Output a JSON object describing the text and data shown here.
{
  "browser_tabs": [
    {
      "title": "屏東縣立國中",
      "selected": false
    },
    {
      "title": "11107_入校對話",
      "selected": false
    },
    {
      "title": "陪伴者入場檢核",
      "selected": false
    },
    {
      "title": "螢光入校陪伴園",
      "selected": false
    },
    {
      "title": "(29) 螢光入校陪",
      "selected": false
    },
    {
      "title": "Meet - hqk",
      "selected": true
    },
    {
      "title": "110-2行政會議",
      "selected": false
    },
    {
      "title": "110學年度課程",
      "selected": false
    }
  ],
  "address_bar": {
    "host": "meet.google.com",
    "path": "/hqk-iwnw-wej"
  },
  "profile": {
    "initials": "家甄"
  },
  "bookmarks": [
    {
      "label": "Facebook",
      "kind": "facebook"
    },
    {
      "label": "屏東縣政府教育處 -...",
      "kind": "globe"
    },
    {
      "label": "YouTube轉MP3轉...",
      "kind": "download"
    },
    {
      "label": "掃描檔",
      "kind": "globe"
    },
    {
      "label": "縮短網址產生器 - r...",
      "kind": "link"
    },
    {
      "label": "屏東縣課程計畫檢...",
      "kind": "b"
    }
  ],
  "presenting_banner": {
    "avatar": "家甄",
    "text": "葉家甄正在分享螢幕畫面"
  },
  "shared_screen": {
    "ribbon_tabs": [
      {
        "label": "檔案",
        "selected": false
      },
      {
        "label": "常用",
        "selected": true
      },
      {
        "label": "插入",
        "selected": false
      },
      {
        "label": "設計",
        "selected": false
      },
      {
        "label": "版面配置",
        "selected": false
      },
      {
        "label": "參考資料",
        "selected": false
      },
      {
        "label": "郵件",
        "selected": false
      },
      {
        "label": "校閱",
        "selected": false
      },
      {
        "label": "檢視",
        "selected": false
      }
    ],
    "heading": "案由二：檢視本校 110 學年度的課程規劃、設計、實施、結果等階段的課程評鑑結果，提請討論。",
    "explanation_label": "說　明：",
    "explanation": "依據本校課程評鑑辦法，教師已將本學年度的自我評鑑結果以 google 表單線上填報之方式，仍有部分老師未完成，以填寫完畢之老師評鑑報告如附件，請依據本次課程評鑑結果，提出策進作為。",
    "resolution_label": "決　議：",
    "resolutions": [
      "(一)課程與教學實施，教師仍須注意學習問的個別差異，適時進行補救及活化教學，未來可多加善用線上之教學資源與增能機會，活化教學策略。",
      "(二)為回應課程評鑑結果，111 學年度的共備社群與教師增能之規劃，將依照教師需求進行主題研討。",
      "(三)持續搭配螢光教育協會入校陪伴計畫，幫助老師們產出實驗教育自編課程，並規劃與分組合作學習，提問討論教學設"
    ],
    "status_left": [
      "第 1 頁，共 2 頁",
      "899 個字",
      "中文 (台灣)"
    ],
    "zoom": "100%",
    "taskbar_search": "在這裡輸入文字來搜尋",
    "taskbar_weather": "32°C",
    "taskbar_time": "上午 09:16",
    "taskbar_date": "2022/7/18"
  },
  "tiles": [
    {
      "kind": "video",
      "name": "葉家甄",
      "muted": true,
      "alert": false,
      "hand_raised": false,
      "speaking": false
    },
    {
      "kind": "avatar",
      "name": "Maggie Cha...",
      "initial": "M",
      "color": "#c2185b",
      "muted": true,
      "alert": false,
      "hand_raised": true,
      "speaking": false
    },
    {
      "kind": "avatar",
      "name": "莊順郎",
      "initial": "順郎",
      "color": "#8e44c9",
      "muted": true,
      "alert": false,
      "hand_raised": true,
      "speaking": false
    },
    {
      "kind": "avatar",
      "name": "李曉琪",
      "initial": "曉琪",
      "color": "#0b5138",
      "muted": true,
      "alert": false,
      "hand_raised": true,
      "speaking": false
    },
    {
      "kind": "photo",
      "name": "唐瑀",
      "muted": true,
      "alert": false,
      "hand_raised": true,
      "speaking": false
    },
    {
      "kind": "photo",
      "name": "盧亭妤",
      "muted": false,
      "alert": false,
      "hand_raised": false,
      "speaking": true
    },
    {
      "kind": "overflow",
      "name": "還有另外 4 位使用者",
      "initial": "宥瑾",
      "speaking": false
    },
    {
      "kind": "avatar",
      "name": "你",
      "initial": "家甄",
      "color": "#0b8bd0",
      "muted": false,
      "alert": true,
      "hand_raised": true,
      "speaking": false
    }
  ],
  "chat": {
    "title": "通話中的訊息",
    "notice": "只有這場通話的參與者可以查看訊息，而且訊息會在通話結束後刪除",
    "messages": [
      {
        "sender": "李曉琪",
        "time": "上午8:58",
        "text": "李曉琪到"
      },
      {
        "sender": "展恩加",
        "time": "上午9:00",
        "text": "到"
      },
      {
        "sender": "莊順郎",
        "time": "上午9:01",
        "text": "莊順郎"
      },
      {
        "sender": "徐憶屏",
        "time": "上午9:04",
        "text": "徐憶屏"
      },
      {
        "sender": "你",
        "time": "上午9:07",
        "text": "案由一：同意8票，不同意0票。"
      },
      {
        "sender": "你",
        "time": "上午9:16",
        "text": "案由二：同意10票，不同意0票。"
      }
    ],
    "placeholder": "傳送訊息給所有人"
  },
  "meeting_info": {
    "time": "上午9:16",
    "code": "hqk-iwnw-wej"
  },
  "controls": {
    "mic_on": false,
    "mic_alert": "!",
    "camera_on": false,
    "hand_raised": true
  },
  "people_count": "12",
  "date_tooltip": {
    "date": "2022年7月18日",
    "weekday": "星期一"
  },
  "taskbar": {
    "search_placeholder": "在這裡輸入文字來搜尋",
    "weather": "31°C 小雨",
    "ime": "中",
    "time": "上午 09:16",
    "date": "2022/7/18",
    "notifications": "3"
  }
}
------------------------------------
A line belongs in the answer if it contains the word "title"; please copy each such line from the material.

      "title": "屏東縣立國中",
      "title": "11107_入校對話",
      "title": "陪伴者入場檢核",
      "title": "螢光入校陪伴園",
      "title": "(29) 螢光入校陪",
      "title": "Meet - hqk",
      "title": "110-2行政會議",
      "title": "110學年度課程",
    "title": "通話中的訊息",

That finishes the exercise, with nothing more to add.